++++ Supplied data ++++

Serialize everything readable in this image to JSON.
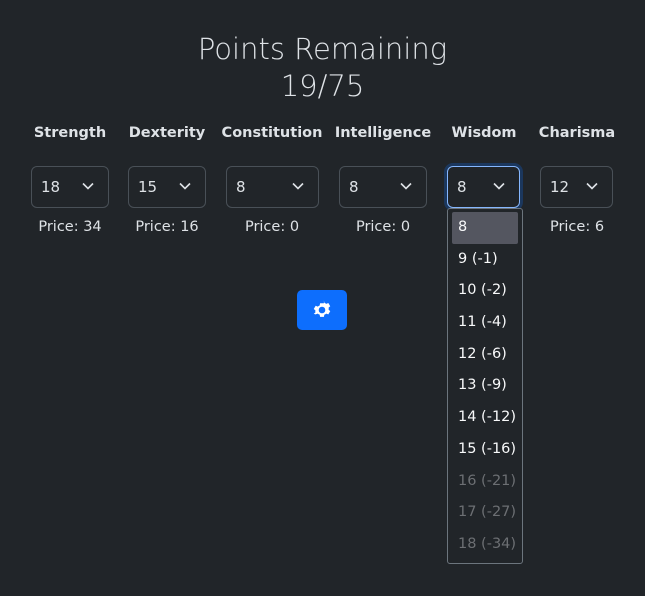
{
  "header": {
    "title": "Points Remaining",
    "points": "19/75"
  },
  "stats": [
    {
      "name": "Strength",
      "value": "18",
      "price": "Price: 34"
    },
    {
      "name": "Dexterity",
      "value": "15",
      "price": "Price: 16"
    },
    {
      "name": "Constitution",
      "value": "8",
      "price": "Price: 0"
    },
    {
      "name": "Intelligence",
      "value": "8",
      "price": "Price: 0"
    },
    {
      "name": "Wisdom",
      "value": "8",
      "price": ""
    },
    {
      "name": "Charisma",
      "value": "12",
      "price": "Price: 6"
    }
  ],
  "settings_icon": "gear-icon",
  "accent": "#0d6efd",
  "dropdown": {
    "options": [
      {
        "label": "8",
        "highlighted": true,
        "disabled": false
      },
      {
        "label": "9 (-1)",
        "disabled": false
      },
      {
        "label": "10 (-2)",
        "disabled": false
      },
      {
        "label": "11 (-4)",
        "disabled": false
      },
      {
        "label": "12 (-6)",
        "disabled": false
      },
      {
        "label": "13 (-9)",
        "disabled": false
      },
      {
        "label": "14 (-12)",
        "disabled": false
      },
      {
        "label": "15 (-16)",
        "disabled": false
      },
      {
        "label": "16 (-21)",
        "disabled": true
      },
      {
        "label": "17 (-27)",
        "disabled": true
      },
      {
        "label": "18 (-34)",
        "disabled": true
      }
    ]
  }
}
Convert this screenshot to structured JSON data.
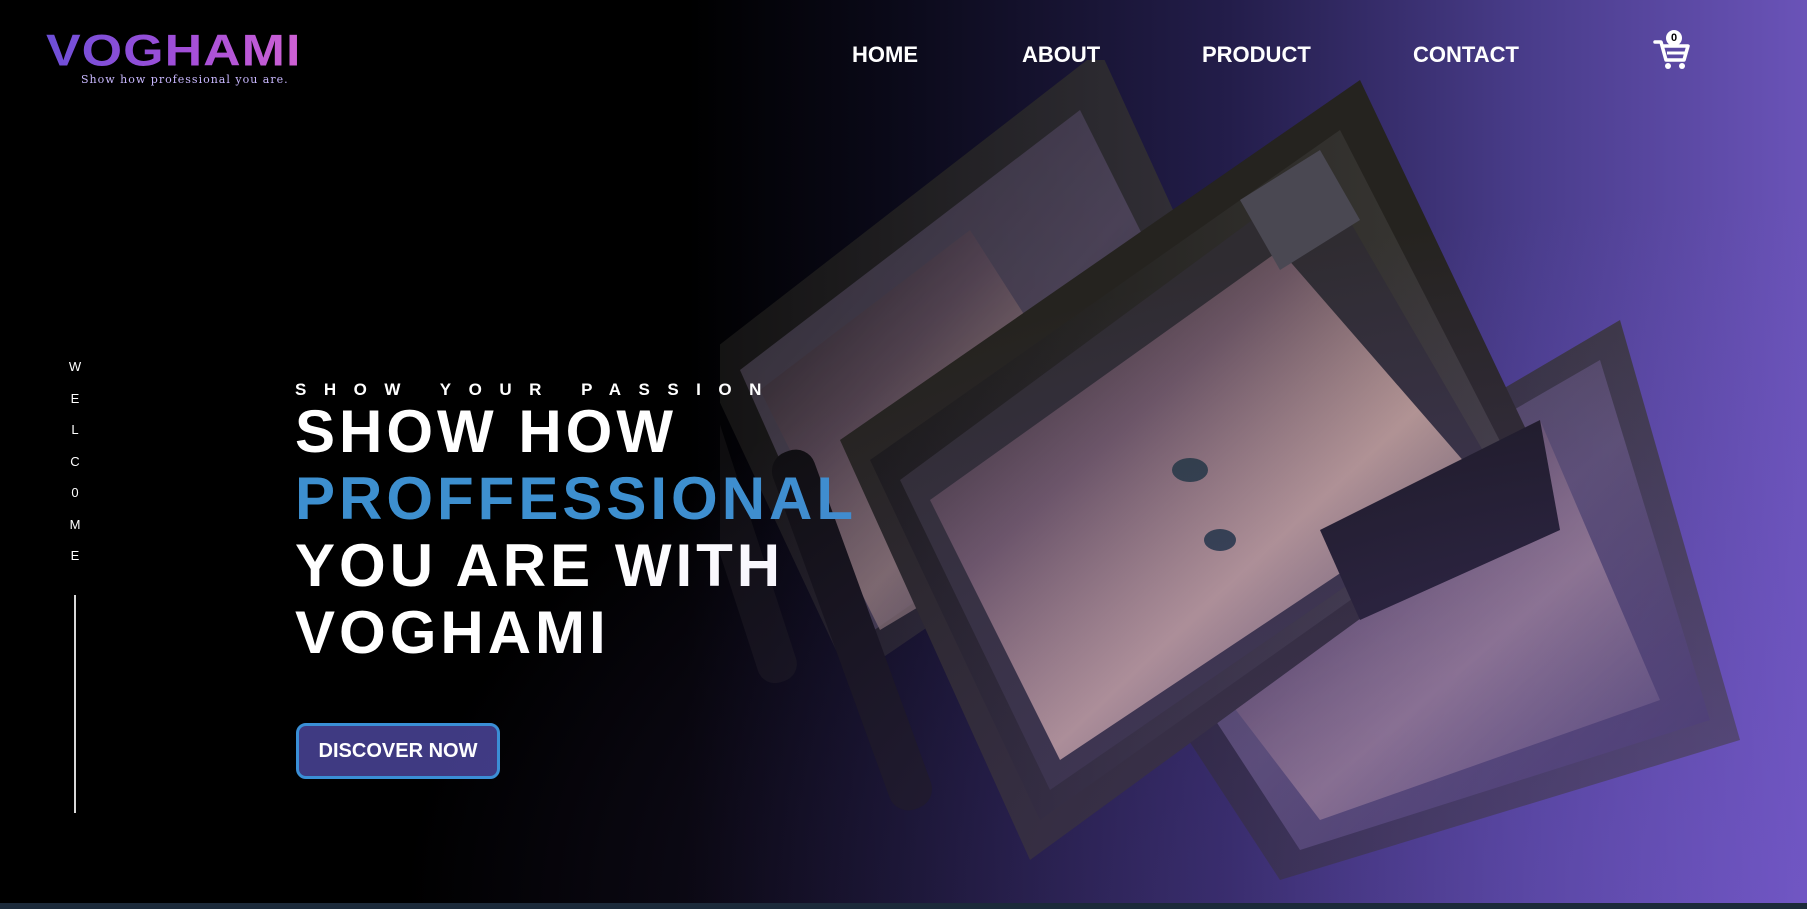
{
  "brand": {
    "name": "VOGHAMI",
    "tagline": "Show how professional you are."
  },
  "nav": {
    "items": [
      {
        "label": "HOME"
      },
      {
        "label": "ABOUT"
      },
      {
        "label": "PRODUCT"
      },
      {
        "label": "CONTACT"
      }
    ],
    "cart_icon": "cart-icon",
    "cart_count": "0"
  },
  "side": {
    "welcome_letters": [
      "W",
      "E",
      "L",
      "C",
      "0",
      "M",
      "E"
    ]
  },
  "hero": {
    "kicker": "SHOW YOUR PASSION",
    "line1": "SHOW HOW",
    "line2": "PROFFESSIONAL",
    "line3": "YOU ARE WITH",
    "line4": "VOGHAMI",
    "cta_label": "DISCOVER NOW"
  },
  "colors": {
    "accent": "#3d8fcf",
    "button_bg": "#3f3a82",
    "button_border": "#3a8fd6",
    "gradient_end": "#6a53b8"
  }
}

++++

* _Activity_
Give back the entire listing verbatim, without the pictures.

* _Exercise solution_
Serialize everything readable in this image to JSON.
{
  "header": {
    "title": "Points Remaining",
    "points": "19/75"
  },
  "stats": [
    {
      "name": "Strength",
      "value": "18",
      "price": "Price: 34"
    },
    {
      "name": "Dexterity",
      "value": "15",
      "price": "Price: 16"
    },
    {
      "name": "Constitution",
      "value": "8",
      "price": "Price: 0"
    },
    {
      "name": "Intelligence",
      "value": "8",
      "price": "Price: 0"
    },
    {
      "name": "Wisdom",
      "value": "8",
      "price": ""
    },
    {
      "name": "Charisma",
      "value": "12",
      "price": "Price: 6"
    }
  ],
  "settings_icon": "gear-icon",
  "accent": "#0d6efd",
  "dropdown": {
    "options": [
      {
        "label": "8",
        "highlighted": true,
        "disabled": false
      },
      {
        "label": "9 (-1)",
        "disabled": false
      },
      {
        "label": "10 (-2)",
        "disabled": false
      },
      {
        "label": "11 (-4)",
        "disabled": false
      },
      {
        "label": "12 (-6)",
        "disabled": false
      },
      {
        "label": "13 (-9)",
        "disabled": false
      },
      {
        "label": "14 (-12)",
        "disabled": false
      },
      {
        "label": "15 (-16)",
        "disabled": false
      },
      {
        "label": "16 (-21)",
        "disabled": true
      },
      {
        "label": "17 (-27)",
        "disabled": true
      },
      {
        "label": "18 (-34)",
        "disabled": true
      }
    ]
  }
}
Convert this screenshot to structured JSON data.
{
  "brand": {
    "name": "VOGHAMI",
    "tagline": "Show how professional you are."
  },
  "nav": {
    "items": [
      {
        "label": "HOME"
      },
      {
        "label": "ABOUT"
      },
      {
        "label": "PRODUCT"
      },
      {
        "label": "CONTACT"
      }
    ],
    "cart_icon": "cart-icon",
    "cart_count": "0"
  },
  "side": {
    "welcome_letters": [
      "W",
      "E",
      "L",
      "C",
      "0",
      "M",
      "E"
    ]
  },
  "hero": {
    "kicker": "SHOW YOUR PASSION",
    "line1": "SHOW HOW",
    "line2": "PROFFESSIONAL",
    "line3": "YOU ARE WITH",
    "line4": "VOGHAMI",
    "cta_label": "DISCOVER NOW"
  },
  "colors": {
    "accent": "#3d8fcf",
    "button_bg": "#3f3a82",
    "button_border": "#3a8fd6",
    "gradient_end": "#6a53b8"
  }
}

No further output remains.